While I was living in NYC being a
Day One of the shoot was a mob scene -- we were shooting at Tunnel Club and they had the place packed with sweaty extras. By Day Three the crowd had thinned out, as they were shooting in sequence, from peak clubbing hours into the very wee hours of the morning. On Day Four, they turned on the fog machines, to fill out the atmosphere around the few dozen of us extras still working (and by working, I of course mean acting like drunken club-goers).
Now, this was a troubled shoot. The director we were working for was eventually fired and the movie started over from scratch with a new director, so don't rent the movie and crawl through the club scenes looking for me -- I'm not there. There was tension on the set, though, and Michael J. Fox did lose his cool once that I witnessed, when a day-player who had a few lines with him missed her mark for the fourth time in a row (dumbass).

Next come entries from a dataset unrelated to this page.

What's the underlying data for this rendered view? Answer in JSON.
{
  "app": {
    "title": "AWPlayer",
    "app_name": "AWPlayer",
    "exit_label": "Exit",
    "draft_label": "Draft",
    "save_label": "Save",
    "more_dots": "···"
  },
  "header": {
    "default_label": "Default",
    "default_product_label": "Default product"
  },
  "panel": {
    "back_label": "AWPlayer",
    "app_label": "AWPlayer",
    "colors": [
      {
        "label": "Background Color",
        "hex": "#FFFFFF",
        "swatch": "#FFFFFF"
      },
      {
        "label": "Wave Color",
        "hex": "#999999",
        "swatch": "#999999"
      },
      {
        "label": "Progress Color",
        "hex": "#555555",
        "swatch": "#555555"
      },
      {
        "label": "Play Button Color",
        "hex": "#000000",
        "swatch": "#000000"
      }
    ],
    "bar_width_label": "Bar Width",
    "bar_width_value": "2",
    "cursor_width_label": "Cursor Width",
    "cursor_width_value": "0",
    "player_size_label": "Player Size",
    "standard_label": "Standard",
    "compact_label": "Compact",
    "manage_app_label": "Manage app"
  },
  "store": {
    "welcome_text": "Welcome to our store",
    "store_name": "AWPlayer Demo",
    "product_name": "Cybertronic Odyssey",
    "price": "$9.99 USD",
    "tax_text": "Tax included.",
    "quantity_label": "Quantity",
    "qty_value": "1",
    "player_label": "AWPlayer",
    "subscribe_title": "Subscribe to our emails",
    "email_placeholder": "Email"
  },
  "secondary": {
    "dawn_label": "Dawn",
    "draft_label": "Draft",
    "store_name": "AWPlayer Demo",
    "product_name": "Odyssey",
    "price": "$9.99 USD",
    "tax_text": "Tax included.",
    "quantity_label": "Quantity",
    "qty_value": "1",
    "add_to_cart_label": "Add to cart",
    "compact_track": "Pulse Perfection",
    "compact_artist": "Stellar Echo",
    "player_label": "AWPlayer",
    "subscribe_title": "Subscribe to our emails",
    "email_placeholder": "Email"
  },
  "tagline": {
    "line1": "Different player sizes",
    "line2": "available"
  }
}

Sydney Pollack was producing the flick, and showed up on the set around Day Three, to babysit the director, I'm sure. He pretty much sat in his chair quietly and didn't interact with anyone, and after the initial flurry of recognition, we all ignored him.
So, Day Four. Fog machines. We had been working long days -- about 10 hours, mostly on our feet -- and I'd been out late

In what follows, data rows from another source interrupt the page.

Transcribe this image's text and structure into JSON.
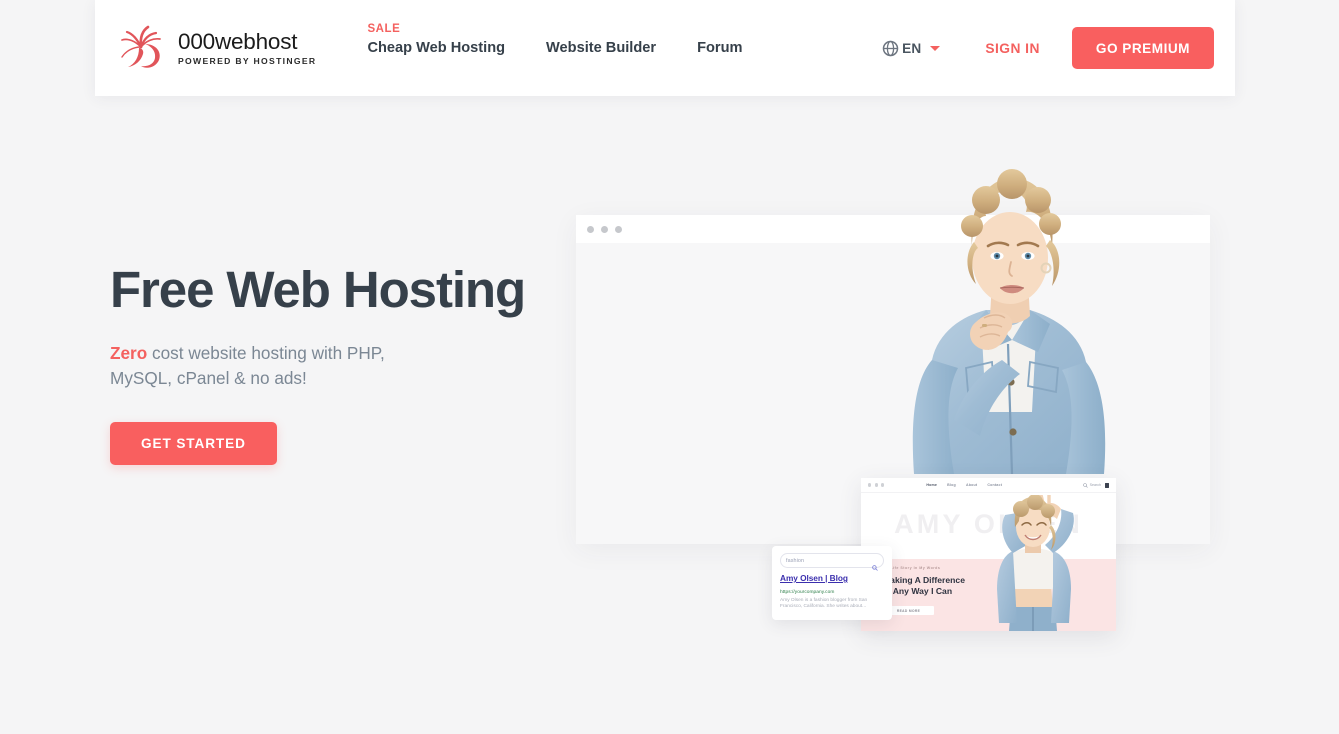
{
  "brand": {
    "name": "000webhost",
    "tagline": "POWERED BY HOSTINGER",
    "logo_icon": "swirl-logo-icon",
    "accent_color": "#f4615f"
  },
  "header": {
    "nav": [
      {
        "label": "Cheap Web Hosting",
        "badge": "SALE"
      },
      {
        "label": "Website Builder",
        "badge": ""
      },
      {
        "label": "Forum",
        "badge": ""
      }
    ],
    "language": {
      "icon": "globe-icon",
      "label": "EN",
      "caret_icon": "chevron-down-icon"
    },
    "sign_in_label": "SIGN IN",
    "premium_label": "GO PREMIUM"
  },
  "hero": {
    "title": "Free Web Hosting",
    "subtitle_accent": "Zero",
    "subtitle_rest": " cost website hosting with PHP, MySQL, cPanel & no ads!",
    "cta_label": "GET STARTED"
  },
  "mockup": {
    "search_card": {
      "search_value": "fashion",
      "search_icon": "magnifier-icon",
      "result_title": "Amy Olsen | Blog",
      "result_url": "https://yourcompany.com",
      "result_description": "Amy Olsen is a fashion blogger from San Francisco, California. She writes about..."
    },
    "blog_site": {
      "nav_items": [
        "Home",
        "Blog",
        "About",
        "Contact"
      ],
      "search_label": "Search",
      "cart_icon": "cart-icon",
      "watermark": "AMY OLSEN",
      "kicker": "My Life Story In My Words",
      "headline_line1": "Making A Difference",
      "headline_line2": "In Any Way I Can",
      "button_label": "READ MORE"
    }
  },
  "colors": {
    "page_background": "#f5f5f6",
    "brand_red": "#f4615f",
    "button_red": "#f95f5f",
    "heading_slate": "#36404a",
    "body_gray": "#7b8794",
    "link_indigo": "#3b2fae",
    "url_green": "#2a7d46",
    "pink_panel": "#fbe4e4"
  }
}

Back inside, while passing from the shooting area back to the extras area, Sydney Pollack stopped me. He was full of concern and truly sweet, asking several times whether I was sure I was okay, and offering me his director's chair (!!) so I could sit down. Of course, I didn't take his chair -- Sydney Pollack! -- I wobbled back to the extras area and sat my tushy down on a hard metal folding chair, like the rest of them/us.
But I never forgot what a complete gentleman he was. While sitting watching his project circling the drain, he still took time out to check on a $90-a-day non-union extra. That's class.